Another Successful Tomatina Festival in Bunol, Spain has come to a firework clashing close. What is the Tomatina Festival, you ask? If you’ve never heard of it, here is what you need to know: Tomatina is one of the biggest food fights in the world. Yep, remember that last food fight you had in your high school cafeteria? Well, it really does not compare to the craziness experienced in the streets of Bunol, Spain for this August Festival.
Still combing random tomato peels and seeds from my hair, I feel a sense of accomplishment as I realize that I have, in fact, survived the tomato smashing party in the streets. I started my morning off in Valencia, staying at the Tryp Airport Hotel in Valencia. With a convenient shuttle and nearby proximity to the metro system, it was obviously a prime choice. Armed with Sangria, we began our journey by metro and train to Bunol.
After some rather awkward moments riding with morning commuters sweeping off to work at around 8 a.m., we pulled into the train station. Upon stepping foot off of the metro, the toxic musk of confusion, partiers, and angry cab drivers set in.
“Don’t wait in this line for the “beep” train!” Yells a taxi driver, desperate for business. He got it too. If you plan on staying outside the city and taking the train into Bunol, be ready for a gargantuan line to purchase tickets.
The line was long, but we knew how taxi drivers tended to err on the side of an underestimate of the cost it will actually take to get to point B. So, we staked our claim in line and waited out the mad rush. In an effort to “prepare ahead” we did not bring cash (everything you have on you WILL be soggy afterward) which proved to be a slight problem when one of the machines did not take “tarjeta de credito.” Luckily, we did end up with tickets and happily zipped through the gate to await the train. As far as what to bring, be minimal. Do not bring cameras (unless it is waterproof) and other items without a very mighty Ziploc bag of some sort.
As for boarding the train, be ready to throw down like Ludacris and drop some major bows. People WILL run you over and stop to say sorry some other day. So, just resolve to be ready to protect your own life and everything will be fine. Seats will be few and far between, so plan on standing for around 45 minutes. And ladies, guys are lazy too, so don’t expect to be given a seat for your beauty. You have to earn that seat, and everyone agrees that if you find one, you get it for life.
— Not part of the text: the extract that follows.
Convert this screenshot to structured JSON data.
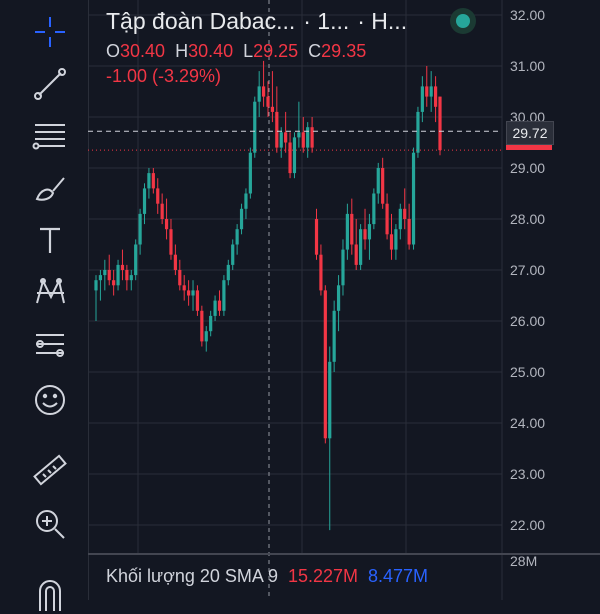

Once we arrive in Bunol, the smell of smoked sausages, alcoholic sweat, and random urine notes fills the air. We pass some people using the bush as a bathroom since there is not one anywhere in the train station. However, had they held it an extra five minutes, they could have kept their dignity and used a porter potty (well, at least SOME dignity). Try a bocadilla-it’s a type of Spanish sandwich that is sure to please even the pickiest eater.
The walk into the heart of the festival runs you about 15 minutes. Get in there as quick as possible to try to catch a peek of the slippery pole-it is very entertaining to watch a bunch of inebriated guys climbing on top of each other to try to retrieve a ham.
Now, the difficult part of the journey- the crowds. You can plan on exceeding what it feels like to be a true sardine. People will be jabbing arms and elbows into your rib cage. You will feel like you are going to suffocate/die at some point in the day. If you are claustrophobic or have a fear of being run over by huge dump trucks, turn around and meet your party afterward.
I really did consider that I would not make it out of this alive about three times. The first was when some wider than tall man barreled his way through causing a domino effect amongst the packed crowd. The second was when I was in the streets after the second firework went off and got squeezed between a quite hairy man and a dump truck. The third was when I got elbowed in the center of my upper head by someone throwing a tomato. Aside from all that, I was good.
My advice is to take the wall side of the street to avoid being crammed in the middle of the streets. After a firework goes off, dump trucks attack the streets full of low quality tomatoes. Some people stand on top of the trucks and pelt people in the face with tomatoes from above. The rule is to “squish” the tomato before throwing it. However, from personal experience, I can tell you some do not meet that qualification. Before you know it, you are drenched, have a rotten tomato taste in your mouth, and your once beautiful outfit is destroyed. Don’t wear flip flops. You will lose them. After trucks pass, everyone scrambles into the streets to pick up loads of tomatoes and throw them accordingly.
Goggles are recommended, especially since tomato juice will get in your eyes and can cause infection. I did not have them, and I can tell you I am sorry I did not. I also recommend ladies to wear a shower cap, otherwise you will be pulling dried tomato pieces out of your hair into the next couple of days.
There is something so fun and juvenile about throwing tomatoes. Maybe it’s the age-old “rotten tomato at the bad comedian” thing. Maybe it’s because you never got the chance to join in on a major food fight because you did not want it on your school record. Whatever it is, it is fun. Just be sure to bring goggles and ear plugs and leave your bad attitude at home!
If you feel brave enough to face the semi-rotten tomatoes in one of the biggest food fights in the world, you can attend by visiting Valencia then taking the train to Bunol. The festival is every last Wednesday in August. To find out more, you can visit the Tomatina Website.